    On the plus side, Dixie Madsen has a tremendous story. Her childhood was quite rough in the rural western U.S. Not much of a family life to speak of with largely cold parents and many siblings that she did not get along with (with the exception of one brother named Pete.) Running away and foster homes became an normal part of life for her as she became older. After settling down and marrying, Dixie had to raise seven kids at once in her twenties after an unfortunate family fire left her with a handful of nephews. To make matters worse her marriage deteriorated and son. Until her early forties her life essentially was just a series of downturns and difficult situations despite working hard and doing her best for her family. However, she found several joys at similar times at the next stage of her life. These were her soulmate Kendall and her love for fitness. After meeting at a track club, she enjoyed thirty years with the love of her life while also striving for many of her fitness goals. She began to amass many awards and victories in distance running events including marathons and ultramarathons. She also became a serious bodybuilder in her forties and fifties and even won some awards in San Diego for her achievements as well. The transformation of the second half of her life overshadows the rough times in the first half and demonstrates how perseverance through such times can certainly be worth it later on. Her grit and sense of humor definitely show through in her recollections and combined with the love and inspiration from a partner demonstrate what a person can accomplish even if he or she is over the hill.

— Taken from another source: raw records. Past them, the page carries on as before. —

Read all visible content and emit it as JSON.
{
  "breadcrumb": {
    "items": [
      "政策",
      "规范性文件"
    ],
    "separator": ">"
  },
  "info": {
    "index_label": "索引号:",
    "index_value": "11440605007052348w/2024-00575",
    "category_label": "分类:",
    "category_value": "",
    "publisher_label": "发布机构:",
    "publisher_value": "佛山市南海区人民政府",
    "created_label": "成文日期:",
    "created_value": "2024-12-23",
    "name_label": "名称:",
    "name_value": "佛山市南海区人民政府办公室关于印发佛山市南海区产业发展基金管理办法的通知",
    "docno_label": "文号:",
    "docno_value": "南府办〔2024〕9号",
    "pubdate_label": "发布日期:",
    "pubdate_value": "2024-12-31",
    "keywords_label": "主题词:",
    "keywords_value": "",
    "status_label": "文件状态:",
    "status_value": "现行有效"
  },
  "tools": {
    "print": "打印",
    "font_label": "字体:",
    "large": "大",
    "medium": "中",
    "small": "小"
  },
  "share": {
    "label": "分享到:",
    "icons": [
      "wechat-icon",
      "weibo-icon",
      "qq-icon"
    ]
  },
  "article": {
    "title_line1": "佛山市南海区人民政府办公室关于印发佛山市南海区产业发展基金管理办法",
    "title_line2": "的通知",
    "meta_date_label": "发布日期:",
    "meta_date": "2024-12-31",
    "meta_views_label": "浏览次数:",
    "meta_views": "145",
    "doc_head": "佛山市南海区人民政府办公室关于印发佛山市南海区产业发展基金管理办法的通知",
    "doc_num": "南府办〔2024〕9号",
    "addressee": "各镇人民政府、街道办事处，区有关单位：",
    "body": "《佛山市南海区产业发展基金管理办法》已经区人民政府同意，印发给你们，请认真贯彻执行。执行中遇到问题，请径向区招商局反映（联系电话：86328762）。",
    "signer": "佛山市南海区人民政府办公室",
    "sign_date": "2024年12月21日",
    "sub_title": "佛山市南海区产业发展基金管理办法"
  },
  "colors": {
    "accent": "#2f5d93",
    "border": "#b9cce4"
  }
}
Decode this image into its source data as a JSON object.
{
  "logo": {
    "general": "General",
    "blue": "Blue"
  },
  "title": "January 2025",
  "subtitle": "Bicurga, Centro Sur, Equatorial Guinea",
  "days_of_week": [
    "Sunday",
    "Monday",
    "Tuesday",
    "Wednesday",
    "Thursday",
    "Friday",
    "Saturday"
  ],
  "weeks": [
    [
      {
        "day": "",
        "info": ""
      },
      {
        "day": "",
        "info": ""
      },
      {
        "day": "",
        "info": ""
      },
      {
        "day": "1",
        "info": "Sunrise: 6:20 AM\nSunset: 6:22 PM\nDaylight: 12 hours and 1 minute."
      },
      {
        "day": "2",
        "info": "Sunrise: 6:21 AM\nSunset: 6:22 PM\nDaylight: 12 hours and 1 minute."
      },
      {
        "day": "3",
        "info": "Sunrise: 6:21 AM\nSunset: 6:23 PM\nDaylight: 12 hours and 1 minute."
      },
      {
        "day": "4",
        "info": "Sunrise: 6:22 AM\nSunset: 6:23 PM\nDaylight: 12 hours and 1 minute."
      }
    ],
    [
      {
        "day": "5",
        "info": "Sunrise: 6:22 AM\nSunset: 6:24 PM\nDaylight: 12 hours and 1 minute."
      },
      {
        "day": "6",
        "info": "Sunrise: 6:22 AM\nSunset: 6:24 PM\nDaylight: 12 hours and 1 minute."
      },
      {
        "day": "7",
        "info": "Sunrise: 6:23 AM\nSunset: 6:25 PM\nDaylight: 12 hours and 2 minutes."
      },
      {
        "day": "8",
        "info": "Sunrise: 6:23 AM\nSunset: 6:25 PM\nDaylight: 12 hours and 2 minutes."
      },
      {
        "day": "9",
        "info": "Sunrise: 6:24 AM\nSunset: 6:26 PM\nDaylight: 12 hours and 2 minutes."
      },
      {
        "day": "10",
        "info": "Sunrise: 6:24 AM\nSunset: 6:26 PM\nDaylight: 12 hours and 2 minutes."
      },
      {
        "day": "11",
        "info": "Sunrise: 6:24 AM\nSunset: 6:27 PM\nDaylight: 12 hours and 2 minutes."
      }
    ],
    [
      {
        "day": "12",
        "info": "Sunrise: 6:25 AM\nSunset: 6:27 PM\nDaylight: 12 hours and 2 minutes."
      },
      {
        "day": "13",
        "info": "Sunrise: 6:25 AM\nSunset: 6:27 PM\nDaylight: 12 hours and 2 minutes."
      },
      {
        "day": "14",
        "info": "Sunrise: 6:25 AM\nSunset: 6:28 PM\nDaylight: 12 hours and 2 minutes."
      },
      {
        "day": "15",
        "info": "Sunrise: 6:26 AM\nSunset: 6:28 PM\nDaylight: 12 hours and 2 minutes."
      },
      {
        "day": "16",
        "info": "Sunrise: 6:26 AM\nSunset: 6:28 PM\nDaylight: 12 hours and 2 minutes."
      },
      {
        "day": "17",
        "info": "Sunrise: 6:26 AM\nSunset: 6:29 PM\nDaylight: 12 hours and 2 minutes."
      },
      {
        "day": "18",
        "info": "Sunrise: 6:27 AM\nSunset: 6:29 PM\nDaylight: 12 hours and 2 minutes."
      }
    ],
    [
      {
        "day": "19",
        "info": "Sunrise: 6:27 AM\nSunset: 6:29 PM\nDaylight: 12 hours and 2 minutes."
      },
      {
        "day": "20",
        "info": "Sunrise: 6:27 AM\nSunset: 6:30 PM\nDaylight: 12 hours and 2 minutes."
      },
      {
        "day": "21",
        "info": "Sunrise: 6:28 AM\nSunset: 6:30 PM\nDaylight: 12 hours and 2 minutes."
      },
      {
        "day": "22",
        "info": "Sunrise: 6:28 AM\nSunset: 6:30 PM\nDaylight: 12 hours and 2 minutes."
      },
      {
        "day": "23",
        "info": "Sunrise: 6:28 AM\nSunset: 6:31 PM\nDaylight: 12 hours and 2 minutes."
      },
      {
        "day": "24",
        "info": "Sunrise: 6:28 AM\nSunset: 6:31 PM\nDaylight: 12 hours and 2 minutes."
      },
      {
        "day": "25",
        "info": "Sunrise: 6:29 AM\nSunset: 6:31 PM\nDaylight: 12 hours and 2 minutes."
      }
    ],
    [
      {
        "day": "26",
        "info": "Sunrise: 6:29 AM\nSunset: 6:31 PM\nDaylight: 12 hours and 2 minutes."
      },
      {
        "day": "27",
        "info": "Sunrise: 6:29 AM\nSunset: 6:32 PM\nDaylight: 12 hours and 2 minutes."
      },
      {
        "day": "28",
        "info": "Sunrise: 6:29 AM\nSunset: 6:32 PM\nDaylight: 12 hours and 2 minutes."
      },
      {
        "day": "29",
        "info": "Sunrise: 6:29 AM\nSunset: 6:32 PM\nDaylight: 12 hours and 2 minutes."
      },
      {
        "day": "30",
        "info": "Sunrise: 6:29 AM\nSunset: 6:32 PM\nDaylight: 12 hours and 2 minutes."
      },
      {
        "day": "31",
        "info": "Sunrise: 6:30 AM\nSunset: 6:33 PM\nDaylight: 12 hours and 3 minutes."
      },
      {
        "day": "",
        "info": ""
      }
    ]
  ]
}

    Overall Life is an Ultramarathon by Dixie Madsen is a life story that could certainly give encouragement to those who feel that they are stuck in life or going through some hard times and just can’t see what possibly could be in store for them later on. This is especially true for those who are interested in competitive sports, fitness, or running events, though these topics are almost icing on the cake to an already powerful personal story.
    4 out 5 stars.